"You don't have to have a trashed house, you can still have nice things," he added. "I think it is nice to design the house with parents in mind, not the kid in mind."
Swedish studio Front, which has created a bent-wood rocking horse for Gebrüder Thonet Vienna, believes that homeowners are becoming more aware of the appearance of their children's toys, as open-plan living puts the items on display.
"Today the activities in the home don't have the same divisions between the room as before," Front co-founder Anna Lindgren told Dezeen. "Children's toys are part of the home just as much."
She also thinks that today's customers are willing to invest in higher-quality items for their kids.
"Today children tend to have so many toys many of which are in poor materials and quality," said Lindgren. "We think people are looking for toys that are more durable.
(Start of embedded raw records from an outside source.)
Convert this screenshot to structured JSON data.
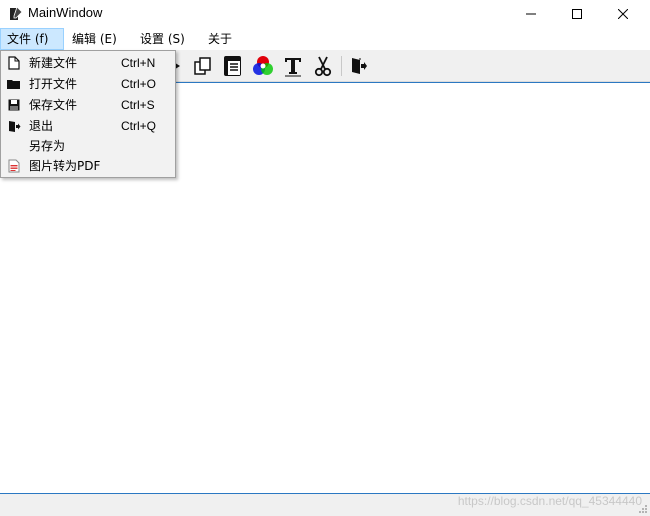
{
  "window": {
    "title": "MainWindow"
  },
  "menubar": {
    "items": [
      {
        "label": "文件 (f)"
      },
      {
        "label": "编辑 (E)"
      },
      {
        "label": "设置 (S)"
      },
      {
        "label": "关于"
      }
    ]
  },
  "file_menu": {
    "items": [
      {
        "label": "新建文件",
        "shortcut": "Ctrl+N",
        "icon": "new-file-icon"
      },
      {
        "label": "打开文件",
        "shortcut": "Ctrl+O",
        "icon": "folder-open-icon"
      },
      {
        "label": "保存文件",
        "shortcut": "Ctrl+S",
        "icon": "save-icon"
      },
      {
        "label": "退出",
        "shortcut": "Ctrl+Q",
        "icon": "exit-icon"
      },
      {
        "label": "另存为",
        "shortcut": "",
        "icon": ""
      },
      {
        "label": "图片转为PDF",
        "shortcut": "",
        "icon": "pdf-icon"
      }
    ]
  },
  "toolbar": {
    "icons": [
      "redo-icon",
      "copy-icon",
      "paste-icon",
      "color-icon",
      "font-icon",
      "cut-icon",
      "exit-icon"
    ]
  },
  "statusbar": {
    "watermark": "https://blog.csdn.net/qq_45344440"
  },
  "colors": {
    "menu_highlight": "#cce8ff",
    "border_accent": "#2b78c2"
  }
}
It is fun to be able to buy something that lasts and be able to keep in the family for generations."
Scott de Martinville said that creating products for such a specific audience has a few challenges, and listed designing to the right proportions and receiving constructive feedback about comfort among the difficulties.
Another problem, he said, is getting kids excited about using and playing with objects other than digital devices.
"The main issue today is probably how physical toys can compete with smartphones," said Scott de Martinville.
To spark attention from the younger generation, Kartell's range features customisable options so children can chose to decorate the plastic pieces with their favourite photographs or drawings.
"Children can also be very severe judges," added Luti. "So you need to properly think what could attract them (and their friends, their fathers, mothers or relatives too)."